TASK TO COMPLETE:
Every record must be given again word for word; no picture belongs in the copy.

DATA PROVIDED:
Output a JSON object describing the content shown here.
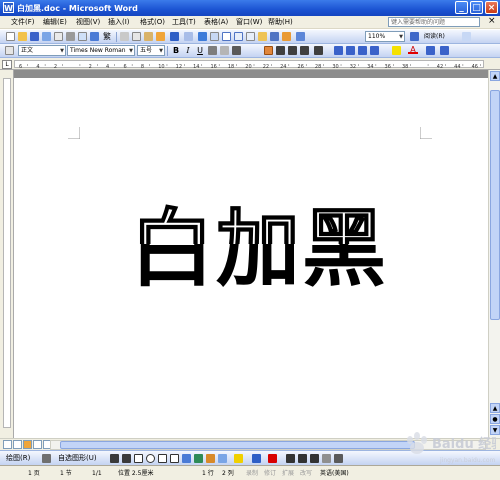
{
  "window": {
    "title": "白加黑.doc - Microsoft Word",
    "app_icon_letter": "W",
    "minimize": "_",
    "maximize": "□",
    "close": "×"
  },
  "menu": {
    "items": [
      "文件(F)",
      "编辑(E)",
      "视图(V)",
      "插入(I)",
      "格式(O)",
      "工具(T)",
      "表格(A)",
      "窗口(W)",
      "帮助(H)"
    ],
    "help_placeholder": "键入需要帮助的问题",
    "close_doc": "×"
  },
  "standard_toolbar": {
    "convert_label": "繁",
    "zoom": "110%",
    "read_label": "阅读(R)"
  },
  "format_toolbar": {
    "style": "正文",
    "font": "Times New Roman",
    "size": "五号",
    "bold": "B",
    "italic": "I",
    "underline": "U",
    "font_color_label": "A"
  },
  "ruler": {
    "tab_selector": "L",
    "labels": [
      "6",
      "4",
      "2",
      "",
      "2",
      "4",
      "6",
      "8",
      "10",
      "12",
      "14",
      "16",
      "18",
      "20",
      "22",
      "24",
      "26",
      "28",
      "30",
      "32",
      "34",
      "36",
      "38",
      "",
      "42",
      "44",
      "46"
    ]
  },
  "document": {
    "text": [
      "白",
      "加",
      "黑"
    ],
    "text_color": "#000000"
  },
  "drawing_toolbar": {
    "draw_label": "绘图(R)",
    "autoshapes_label": "自选图形(U)"
  },
  "status_bar": {
    "page": "1 页",
    "section": "1 节",
    "page_of": "1/1",
    "position": "位置 2.5厘米",
    "line": "1 行",
    "column": "2 列",
    "rec": "录制",
    "trk": "修订",
    "ext": "扩展",
    "ovr": "改写",
    "language": "英语(美国)"
  },
  "watermark": {
    "brand": "Baidu 经验",
    "url": "jingyan.baidu.com"
  },
  "colors": {
    "titlebar": "#1b53d2",
    "toolbar": "#c4d3f2",
    "chrome": "#f1efe2",
    "workspace_gray": "#8c8c8c"
  }
}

REPLY:
Output a JSON object describing the content shown here.
{
  "window": {
    "title": "白加黑.doc - Microsoft Word",
    "app_icon_letter": "W",
    "minimize": "_",
    "maximize": "□",
    "close": "×"
  },
  "menu": {
    "items": [
      "文件(F)",
      "编辑(E)",
      "视图(V)",
      "插入(I)",
      "格式(O)",
      "工具(T)",
      "表格(A)",
      "窗口(W)",
      "帮助(H)"
    ],
    "help_placeholder": "键入需要帮助的问题",
    "close_doc": "×"
  },
  "standard_toolbar": {
    "convert_label": "繁",
    "zoom": "110%",
    "read_label": "阅读(R)"
  },
  "format_toolbar": {
    "style": "正文",
    "font": "Times New Roman",
    "size": "五号",
    "bold": "B",
    "italic": "I",
    "underline": "U",
    "font_color_label": "A"
  },
  "ruler": {
    "tab_selector": "L",
    "labels": [
      "6",
      "4",
      "2",
      "",
      "2",
      "4",
      "6",
      "8",
      "10",
      "12",
      "14",
      "16",
      "18",
      "20",
      "22",
      "24",
      "26",
      "28",
      "30",
      "32",
      "34",
      "36",
      "38",
      "",
      "42",
      "44",
      "46"
    ]
  },
  "document": {
    "text": [
      "白",
      "加",
      "黑"
    ],
    "text_color": "#000000"
  },
  "drawing_toolbar": {
    "draw_label": "绘图(R)",
    "autoshapes_label": "自选图形(U)"
  },
  "status_bar": {
    "page": "1 页",
    "section": "1 节",
    "page_of": "1/1",
    "position": "位置 2.5厘米",
    "line": "1 行",
    "column": "2 列",
    "rec": "录制",
    "trk": "修订",
    "ext": "扩展",
    "ovr": "改写",
    "language": "英语(美国)"
  },
  "watermark": {
    "brand": "Baidu 经验",
    "url": "jingyan.baidu.com"
  },
  "colors": {
    "titlebar": "#1b53d2",
    "toolbar": "#c4d3f2",
    "chrome": "#f1efe2",
    "workspace_gray": "#8c8c8c"
  }
}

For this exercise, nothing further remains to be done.